Patients who developed isolated extramedullary relapse, including in the central nervous system or testes, demonstrated similar 4-year DFS and OS between the treatment groups. The 4-year DFS was 36.6% and 38.8% among patients treated with blinatumomab or standard chemotherapy, respectively (P =.62). The OS was 76.5% and 68.8% at 4 years in the blinatumomab and standard chemotherapy groups, respectively (P =.53).

The most common grade 3 or higher adverse events in the blinatumomab group was decreases in white blood cell, neutrophil, and lymphocyte counts. Any grade cytokine release syndrome occurred among a cumulative 15% of patients who received blinatumomab, including 2% that were grade 3 or higher in severity. Encephalopathy and seizure occurred among 29% and 6% of patients, respectively, with 5% and 2% grade 3 or higher in severity.

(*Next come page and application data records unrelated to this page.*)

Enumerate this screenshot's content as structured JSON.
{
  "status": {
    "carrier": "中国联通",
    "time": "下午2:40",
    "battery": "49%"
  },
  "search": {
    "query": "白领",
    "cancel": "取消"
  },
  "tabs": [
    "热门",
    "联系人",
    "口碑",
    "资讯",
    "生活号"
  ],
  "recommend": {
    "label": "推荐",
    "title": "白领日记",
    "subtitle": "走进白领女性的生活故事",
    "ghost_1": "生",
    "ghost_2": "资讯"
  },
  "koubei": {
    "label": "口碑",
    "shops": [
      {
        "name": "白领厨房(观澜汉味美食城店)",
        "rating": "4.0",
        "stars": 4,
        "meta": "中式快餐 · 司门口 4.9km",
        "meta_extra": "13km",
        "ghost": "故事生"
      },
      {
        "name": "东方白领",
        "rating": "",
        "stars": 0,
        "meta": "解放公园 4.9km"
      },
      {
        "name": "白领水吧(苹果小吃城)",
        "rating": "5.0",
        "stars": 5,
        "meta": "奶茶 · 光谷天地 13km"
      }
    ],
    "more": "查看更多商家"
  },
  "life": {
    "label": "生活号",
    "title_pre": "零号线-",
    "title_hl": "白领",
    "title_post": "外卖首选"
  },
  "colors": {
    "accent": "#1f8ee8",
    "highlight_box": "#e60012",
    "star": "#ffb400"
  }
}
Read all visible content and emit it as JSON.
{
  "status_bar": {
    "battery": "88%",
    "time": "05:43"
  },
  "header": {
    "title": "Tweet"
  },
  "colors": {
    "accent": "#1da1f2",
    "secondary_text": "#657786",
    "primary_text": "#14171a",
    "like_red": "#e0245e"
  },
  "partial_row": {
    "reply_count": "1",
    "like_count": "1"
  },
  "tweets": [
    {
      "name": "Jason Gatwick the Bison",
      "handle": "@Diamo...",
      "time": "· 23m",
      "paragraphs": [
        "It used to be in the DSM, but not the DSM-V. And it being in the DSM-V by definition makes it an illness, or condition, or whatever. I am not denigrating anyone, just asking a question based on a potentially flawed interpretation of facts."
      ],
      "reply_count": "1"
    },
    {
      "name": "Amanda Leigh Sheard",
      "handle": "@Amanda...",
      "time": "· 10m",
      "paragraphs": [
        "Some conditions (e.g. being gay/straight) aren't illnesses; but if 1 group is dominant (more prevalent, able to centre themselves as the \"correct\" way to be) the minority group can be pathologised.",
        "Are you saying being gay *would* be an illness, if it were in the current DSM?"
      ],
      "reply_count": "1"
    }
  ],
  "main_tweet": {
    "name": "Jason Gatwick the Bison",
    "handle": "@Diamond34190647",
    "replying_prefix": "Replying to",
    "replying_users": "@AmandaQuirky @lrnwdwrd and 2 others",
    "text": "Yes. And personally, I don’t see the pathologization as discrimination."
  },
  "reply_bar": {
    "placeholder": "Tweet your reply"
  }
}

“AALL1331 establishes that blinatumomab improves DFS and OS for children, adolescents, and young adults with low-risk first B-ALL bone marrow relapse with or without extramedullary disease, defining a new standard of care for these patients,” the authors concluded in their report. However, they acknowledged that new strategies are needed for patients with isolated extramedullary relapse.

Disclosures: Some study authors declared affiliations with biotech, pharmaceutical, or device companies. Please see the original reference for a full list of disclosures.  


Hogan LE, Brown PA, Ji L, et al. Children’s Oncology Group AALL1331: phase III trial of blinatumomab in children, adolescents, and young adults with low-risk B-cell ALL in first relapse. J Clin Oncol. Published online May 31, 2023. doi: 10.1200/JCO.22.02200